There were empty lots and storefronts and a mix of older and newer buildings along the main thoroughfare in downtown Nanticoke.
“It’s very similar to a lot of our towns,” said Haslam of Burlington.
A member of the Vermont Workers’ Center, he was among the nearly 110 community organizers from around the country participating in the Poverty Scholars Program Wilkes-Barre Regional Leadership School over the weekend at King’s College.
The Northeastern Pennsylvania Organizing Center hosted the school that started Friday and runs through today with the aim of educating people like Hasalem to become leaders in the effort to abolish poverty by studying the past and the present.
The downtown Nanticoke stop Saturday afternoon was a page in their textbook on the history of the region. It was one of the sites on the Wilkes-Barre Reality Tour that took them by bus past the derelict Huber Breaker in Ashley, the busy Arena Hub shopping area in Wilkes-Barre Township and the entertainment, dining and gambling mecca of the Mohegan Sun at Pocono Downs casino in Plains Township.
Huddled under the shade of a tree on the corner of East Main and Broadway streets, some of the program participants listened as Mitch Troutman, communication director of the NEPA Organizing Center, talked about the changes in places such as Nanticoke, which has experienced the loss of manufacturing and mining jobs.
“This is just a good example of what has happened to one of the downtowns,” said Troutman.
It didn’t look like his city of Philadelphia, said Daniel Jones, a student at New York University who is attending leadership school.
But, he noted, just like in a small town, a big city sustains a loss when industries and jobs move out.
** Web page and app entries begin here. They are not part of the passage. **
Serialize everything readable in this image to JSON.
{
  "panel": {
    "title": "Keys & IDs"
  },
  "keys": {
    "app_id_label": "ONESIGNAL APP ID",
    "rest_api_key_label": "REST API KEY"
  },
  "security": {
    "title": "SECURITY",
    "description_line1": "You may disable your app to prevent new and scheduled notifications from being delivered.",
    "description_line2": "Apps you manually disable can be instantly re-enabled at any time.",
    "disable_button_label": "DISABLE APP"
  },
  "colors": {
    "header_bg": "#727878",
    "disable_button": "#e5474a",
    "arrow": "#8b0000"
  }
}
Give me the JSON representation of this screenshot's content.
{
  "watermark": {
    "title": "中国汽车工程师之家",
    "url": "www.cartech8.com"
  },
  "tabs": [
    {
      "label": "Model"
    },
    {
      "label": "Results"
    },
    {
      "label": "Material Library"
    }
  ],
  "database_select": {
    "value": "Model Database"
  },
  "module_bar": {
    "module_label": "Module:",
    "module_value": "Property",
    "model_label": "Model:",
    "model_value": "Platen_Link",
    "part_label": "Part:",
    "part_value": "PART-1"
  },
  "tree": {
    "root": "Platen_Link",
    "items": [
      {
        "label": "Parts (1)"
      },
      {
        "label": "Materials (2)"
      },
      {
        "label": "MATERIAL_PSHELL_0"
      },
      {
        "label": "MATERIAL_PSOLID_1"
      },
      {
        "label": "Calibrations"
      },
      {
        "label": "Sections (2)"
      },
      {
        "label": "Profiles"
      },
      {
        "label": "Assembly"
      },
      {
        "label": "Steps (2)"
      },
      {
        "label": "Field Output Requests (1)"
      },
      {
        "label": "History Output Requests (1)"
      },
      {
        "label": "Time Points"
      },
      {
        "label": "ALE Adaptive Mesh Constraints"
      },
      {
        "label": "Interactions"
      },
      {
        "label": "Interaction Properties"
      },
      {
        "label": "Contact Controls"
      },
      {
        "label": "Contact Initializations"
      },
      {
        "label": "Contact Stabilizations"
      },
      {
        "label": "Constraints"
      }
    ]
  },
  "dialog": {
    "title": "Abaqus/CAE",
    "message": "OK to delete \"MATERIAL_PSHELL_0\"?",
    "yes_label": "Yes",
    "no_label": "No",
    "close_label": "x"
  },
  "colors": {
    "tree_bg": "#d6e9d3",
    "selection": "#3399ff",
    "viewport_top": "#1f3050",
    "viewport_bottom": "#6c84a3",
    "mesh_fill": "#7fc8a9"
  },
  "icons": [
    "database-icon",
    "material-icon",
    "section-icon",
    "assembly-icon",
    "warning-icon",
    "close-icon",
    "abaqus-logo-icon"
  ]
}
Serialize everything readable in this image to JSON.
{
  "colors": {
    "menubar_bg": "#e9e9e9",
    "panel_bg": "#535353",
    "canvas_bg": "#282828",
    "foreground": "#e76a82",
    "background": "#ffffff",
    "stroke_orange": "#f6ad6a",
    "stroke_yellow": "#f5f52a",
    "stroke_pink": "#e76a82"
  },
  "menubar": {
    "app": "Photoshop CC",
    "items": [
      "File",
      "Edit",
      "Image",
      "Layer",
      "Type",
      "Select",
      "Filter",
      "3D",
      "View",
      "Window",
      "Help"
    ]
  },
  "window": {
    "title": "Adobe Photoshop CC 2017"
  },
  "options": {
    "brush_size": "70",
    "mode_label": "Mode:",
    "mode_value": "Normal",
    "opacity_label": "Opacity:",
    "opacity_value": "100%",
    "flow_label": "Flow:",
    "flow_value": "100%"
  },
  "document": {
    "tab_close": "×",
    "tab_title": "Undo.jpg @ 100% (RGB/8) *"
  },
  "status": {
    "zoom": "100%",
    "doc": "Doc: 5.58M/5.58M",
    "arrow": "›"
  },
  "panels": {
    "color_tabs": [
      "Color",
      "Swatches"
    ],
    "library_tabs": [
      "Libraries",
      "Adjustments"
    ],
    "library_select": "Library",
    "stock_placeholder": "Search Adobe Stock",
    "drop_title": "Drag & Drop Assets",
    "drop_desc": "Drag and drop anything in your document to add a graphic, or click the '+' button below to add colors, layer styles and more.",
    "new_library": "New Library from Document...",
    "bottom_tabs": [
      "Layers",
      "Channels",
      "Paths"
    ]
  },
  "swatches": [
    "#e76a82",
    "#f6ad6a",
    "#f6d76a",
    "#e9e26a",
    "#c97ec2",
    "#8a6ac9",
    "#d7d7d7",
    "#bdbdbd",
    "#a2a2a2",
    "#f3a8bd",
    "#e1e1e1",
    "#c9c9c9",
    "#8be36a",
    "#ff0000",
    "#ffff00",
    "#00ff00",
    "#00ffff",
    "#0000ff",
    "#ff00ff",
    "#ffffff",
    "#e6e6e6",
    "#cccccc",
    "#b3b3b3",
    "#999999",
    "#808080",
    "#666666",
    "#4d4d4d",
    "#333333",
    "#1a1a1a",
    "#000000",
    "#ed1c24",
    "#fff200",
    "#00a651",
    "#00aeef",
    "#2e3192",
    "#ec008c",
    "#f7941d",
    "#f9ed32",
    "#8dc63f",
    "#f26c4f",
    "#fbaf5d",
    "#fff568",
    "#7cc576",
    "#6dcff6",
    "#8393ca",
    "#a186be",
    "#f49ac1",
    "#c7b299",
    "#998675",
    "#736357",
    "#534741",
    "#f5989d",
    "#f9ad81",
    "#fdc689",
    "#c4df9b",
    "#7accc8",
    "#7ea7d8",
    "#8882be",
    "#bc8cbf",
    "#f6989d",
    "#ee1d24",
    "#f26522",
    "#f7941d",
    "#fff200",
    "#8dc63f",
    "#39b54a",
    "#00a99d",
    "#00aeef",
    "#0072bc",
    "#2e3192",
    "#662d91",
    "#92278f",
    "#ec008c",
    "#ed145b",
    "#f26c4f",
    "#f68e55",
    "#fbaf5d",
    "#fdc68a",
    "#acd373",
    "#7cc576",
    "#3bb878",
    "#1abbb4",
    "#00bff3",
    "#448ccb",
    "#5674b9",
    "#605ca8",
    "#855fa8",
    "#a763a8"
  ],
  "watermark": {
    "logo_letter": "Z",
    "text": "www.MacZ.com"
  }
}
Monica Roberts takes photographs of an empty storefront in downtown Nanticoke during ‘Reality Tour ’ sponsored by Poverty Scholars Program Saturday afternoon.
S. John Wilkin/The Times Leader